When you call 911 with a medical emergency, your call is
immediately transferred to the emergency medical communications
centre. The communications officers who answer your call are
trained to give medical instructions over the phone. They are
able to determine the nature of the emergency and begin telling
the caller what to do until help can arrive.

"The call centre creates a zero-minute response time for people
with medical emergencies," said Health Minister Jim Smith. "The
communications officers act like over-the-phone emergency medical
coaches. They can help people start the Heimlich manoeuvre, CPR
or even begin delivering a baby."

Communications officers are experienced emergency medical
technicians. They have been trained to ensure people working in
the emergency health system respond quickly and safely to people
who need help. A software program called computer-aided dispatch
(CAD) processes and collects the large amounts of information
needed to ensure the system runs efficiently.

One of the most important functions of the CAD program involves
locating and positioning ambulance crews on a computerized map.
When a call for help is received, the CAD is able to show where
the call is coming from and the nearest available ambulance crew.
As ambulance crews move around the map, the CAD suggests where
they should be positioned to provide the best coverage.

The emergency medical dispatch centre is operated by NovaStar, a
Nova Scotian company. NovaStar was the successful bidder on a
request for proposals issued by the Department of Health to
provide a centralized system of dispatching emergency health

"The communications centre is bringing Nova Scotia EMS into the
next century," said Mike Renaud, NovaStar director of operations.
"We took the finest people Nova Scotia has to offer in emergency
medical dispatch and gave them state-of-the-art equipment.

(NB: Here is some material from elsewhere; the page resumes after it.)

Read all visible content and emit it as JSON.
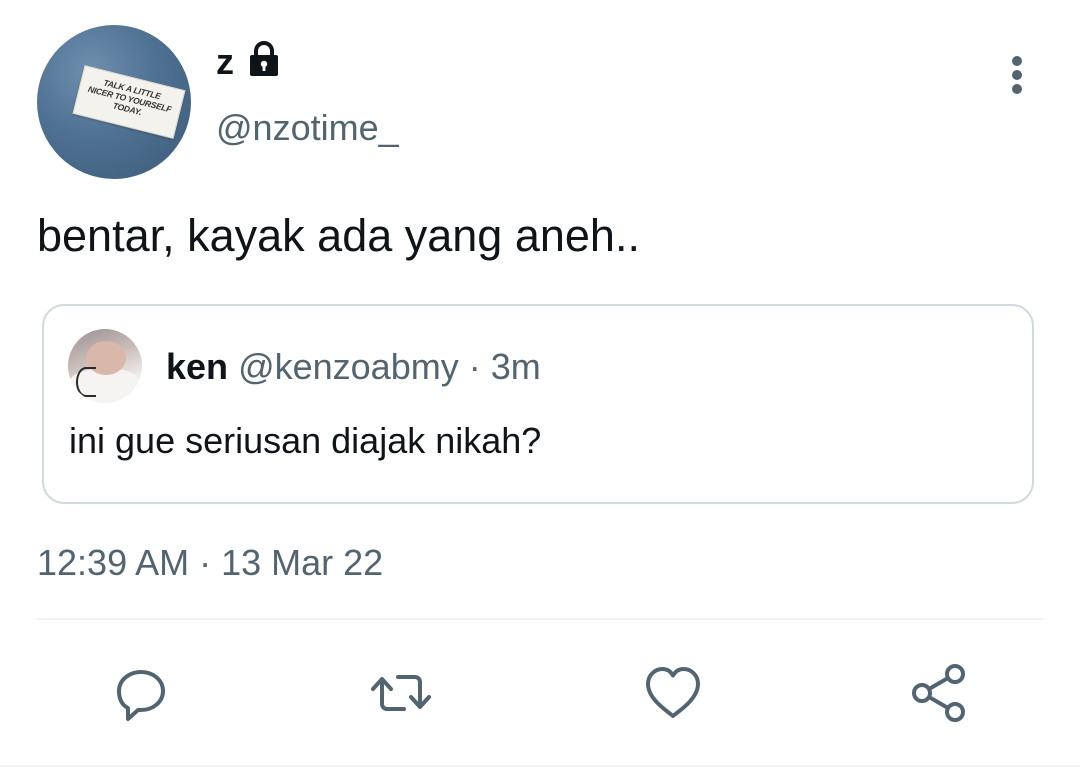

The
result will be the best emergency communications system in


Contact: Sue McKeage
         Department of Health

NOTE TO RADIO STATIONS: Audio copies of a 911 call in which a
communications worker helps a woman save the life of her newborn
are available for shipment via DCI one-hour courier by calling
collect 902-424-2876, or via telephone by calling collect

Actuality opens: "Her child is choking..." x-3mins 40secs.
Outcue: " called 911."

NOTE TO EDITORS: A backgrounder on the NovaStar emergency health
communications centre is available by calling 902-424-4492.

ngr                  September 5, 1997                11:05 am